He laid me down and made love to me, then. Not fucked me, not flogged me. Made love. And it turns out I needed that far more than the flogging. For just a little while, all those other feelings faded. A year ago, that tenderness would carry me for weeks—but now, only hours later, I need more.
* * *
I wake at 8 a.m. to the alarm and Rebecca’s journal lying on my chest. For several minutes I stare at the ceiling, replaying some of the hundred drowning entries, most of which involve me in some way. Scrubbing a hand through my hair, I set it aside, although letting go of it cuts me deep in my soul.
I want her back. I want to fix what I didn’t do right, though I’m not even sure where the right and wrong began and ended. Maybe at hello. But I’ll never get the chance to find out.
Pushing to my feet, I walk to the bathroom. I need to look myself in the mirror, to face my sins and my emotions, to rebuild my armor and the Master I’ve lost. Maybe that happened at hello, too, and I just didn’t realize it.

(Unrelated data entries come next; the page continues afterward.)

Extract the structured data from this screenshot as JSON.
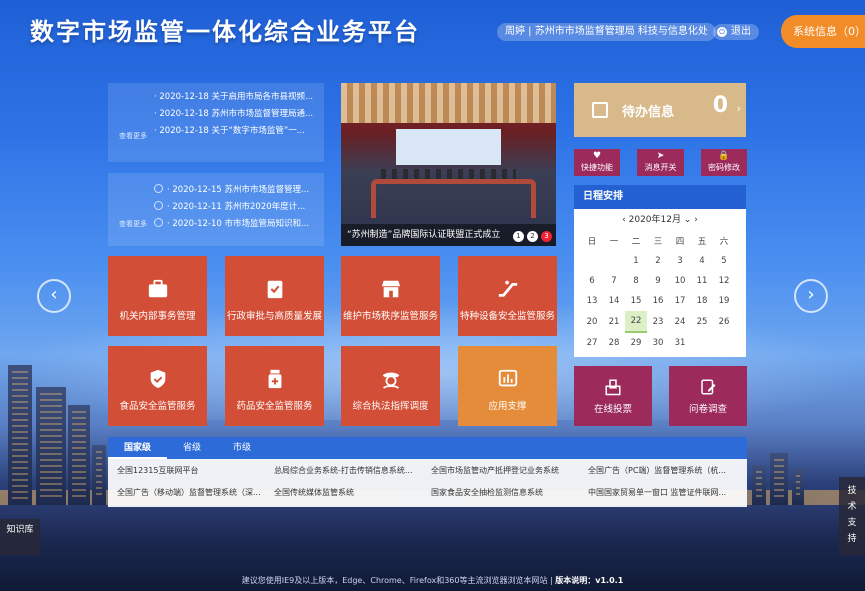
{
  "header": {
    "title": "数字市场监管一体化综合业务平台",
    "user": "周婷 | 苏州市市场监督管理局 科技与信息化处",
    "logout": "退出",
    "system_info": "系统信息（0）"
  },
  "notice": {
    "badge": "通告",
    "more": "查看更多",
    "items": [
      "· 2020-12-18 关于启用市局各市县视频...",
      "· 2020-12-18 苏州市市场监督管理局通...",
      "· 2020-12-18 关于“数字市场监管”一..."
    ]
  },
  "news": {
    "badge": "新闻",
    "more": "查看更多",
    "items": [
      "· 2020-12-15 苏州市市场监督管理...",
      "· 2020-12-11 苏州市2020年度计...",
      "· 2020-12-10 市市场监管局知识和..."
    ]
  },
  "carousel": {
    "caption": "“苏州制造”品牌国际认证联盟正式成立",
    "pages": [
      "1",
      "2",
      "3"
    ]
  },
  "tiles": [
    {
      "label": "机关内部事务管理",
      "icon": "briefcase-icon"
    },
    {
      "label": "行政审批与高质量发展",
      "icon": "clipboard-check-icon"
    },
    {
      "label": "维护市场秩序监管服务",
      "icon": "storefront-icon"
    },
    {
      "label": "特种设备安全监管服务",
      "icon": "escalator-icon"
    },
    {
      "label": "食品安全监管服务",
      "icon": "shield-icon"
    },
    {
      "label": "药品安全监管服务",
      "icon": "pill-bottle-icon"
    },
    {
      "label": "综合执法指挥调度",
      "icon": "officer-icon"
    },
    {
      "label": "应用支撑",
      "icon": "chart-icon"
    }
  ],
  "pending": {
    "label": "待办信息",
    "count": "0"
  },
  "quick": [
    {
      "label": "快捷功能",
      "symbol": "♥"
    },
    {
      "label": "消息开关",
      "symbol": "➤"
    },
    {
      "label": "密码修改",
      "symbol": "🔒"
    }
  ],
  "calendar": {
    "header": "日程安排",
    "month": "‹  2020年12月  ⌄  ›",
    "weekdays": [
      "日",
      "一",
      "二",
      "三",
      "四",
      "五",
      "六"
    ],
    "weeks": [
      [
        "",
        "",
        "1",
        "2",
        "3",
        "4",
        "5"
      ],
      [
        "6",
        "7",
        "8",
        "9",
        "10",
        "11",
        "12"
      ],
      [
        "13",
        "14",
        "15",
        "16",
        "17",
        "18",
        "19"
      ],
      [
        "20",
        "21",
        "22",
        "23",
        "24",
        "25",
        "26"
      ],
      [
        "27",
        "28",
        "29",
        "30",
        "31",
        "",
        ""
      ]
    ],
    "today": "22"
  },
  "bottom_buttons": [
    {
      "label": "在线投票"
    },
    {
      "label": "问卷调查"
    }
  ],
  "links": {
    "tabs": [
      "国家级",
      "省级",
      "市级"
    ],
    "items": [
      "全国12315互联网平台",
      "总局综合业务系统-打击传销信息系统...",
      "全国市场监管动产抵押登记业务系统",
      "全国广告（PC端）监督管理系统（杭...",
      "全国广告（移动端）监督管理系统（深...",
      "全国传统媒体监管系统",
      "国家食品安全抽检监测信息系统",
      "中国国家贸易单一窗口 监管证件联网..."
    ]
  },
  "side": {
    "left": "知识库",
    "right": "技术支持"
  },
  "footer": {
    "hint": "建议您使用IE9及以上版本，Edge、Chrome、Firefox和360等主流浏览器浏览本网站",
    "version": "版本说明：v1.0.1"
  }
}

By 8:45, I’m dressed in a custom-made black suit with a red tie, chosen because it’s my mother’s lucky color. While I haven’t believed in luck in a very long time, she does, and that’s what matters.
Going to the desk I used to plot Ryan’s demise, I seal the documents back into the envelope, then walk to the closet and squat down in front of the hotel safe. After placing them inside, I lock it securely. Returning to the desk, I dial from the untraceable cell phone, frustrated when I get the beep of voice mail. Leaving a message that could bite me in the ass later isn’t an option, so I end the call.
At nine o’clock, Jacob is at my door in a black suit and a trench coat. He announces, “It’s snowing like a forest fire outside.”
I arch a brow at the contradictory statement that somehow makes sense. Taking my Crombie from the entryway closet, I step into the hallway, letting the door slam shut as I start walking. Ready to get to the hospital and see my parents. Even more ready to take action than I was last night. I’m done with sitting back, waiting, wanting, burning to death from my own lack of control.
The elevator opens and Jacob and I step inside. “Anything I need to know about this morning, Bossman?” he asks, using the nickname the Allure staff back in San Francisco often call me.
“I want one of your men shadowing Crystal around the clock.”
“Suspicion or protection?”
“Protection. She’s too close to my family and business to assume she won’t become a target.”
“Today. And it’s not enough for you to just be on alert for Ava. Find her and whoever’s helping her, before she finds us.”
His jaw is set hard. “We’re working on it.”
My eyebrow goes up. “No denial that she’s working with someone? I thought you were programmed to repeat that police rubbish?”
“More like, told not to encourage you to rip anyone’s throat out in the name of vengeance.”
“But you’re telling me that you think there’s more to Ava’s disappearance? Despite that order from your boss?”
“Yes, I do. And they do.”
“About damn time you grew some balls.”
“I assure you, Mr. Compton, I have balls the size of Texas when I need them. I can also promise you that, despite downplaying it to you, Walker Security is working every angle that could represent danger to you or your family, or even your reputation. They aren’t ignoring any possibility where Ava is concerned, or taking anything for granted where safety is concerned. They’re damned good—which is why I joined them.”
The elevator doors ding open and we step out, then head toward the lobby doors. “Do you have any new information you should share?”
“Nothing on Ava, Ryan, or Ricco that helps us at all.”
“Would you tell me if you did?”
“Not if I could rip their throats out for you and call it justice, to spare you the aftermath.”
“I’m not sure what to make of that answer.”
His stoic expression doesn’t change. “I do that to people.” He continues: “I don’t like the setup here. There’s only one door in and out of the hotel. If the press gets too heavy, it’ll be a trap. We need to move.”
Just then the hotel manager spots us from the bellman’s desk and rapidly moves in our direction.
“That’s Ralph Reed,” I explain of the forty-something dark-haired man in a brown suit approaching. “The hotel manager. He’s been around for years, and the hard set of his jaw and his brisk stride means there’s a problem.”
“Whatever it is, it just happened—because I met with him about my security concerns earlier this morning.”
Fighting the urge to curse at what’s certain to be a delay, I glance at my watch. “We have less than an hour to get to the hospital.”
“We’ll get there,” Jacob assures me.
“Spoken like a tourist,” I reply. “You don’t know the city at this time of the day and in bad weather.”
“Mr. Compton and Mr. Parker,” Mr. Reed says as we meet mid-lobby. “Excuse me for getting right to the point, but we have a . . . situation.”
Jacob motions to a corner. “Let’s step to the side, where we aren’t as exposed.”
“Of course,” the manager agrees.
I hold up a staying hand. “I have to get to the hospital. What’s the situation?”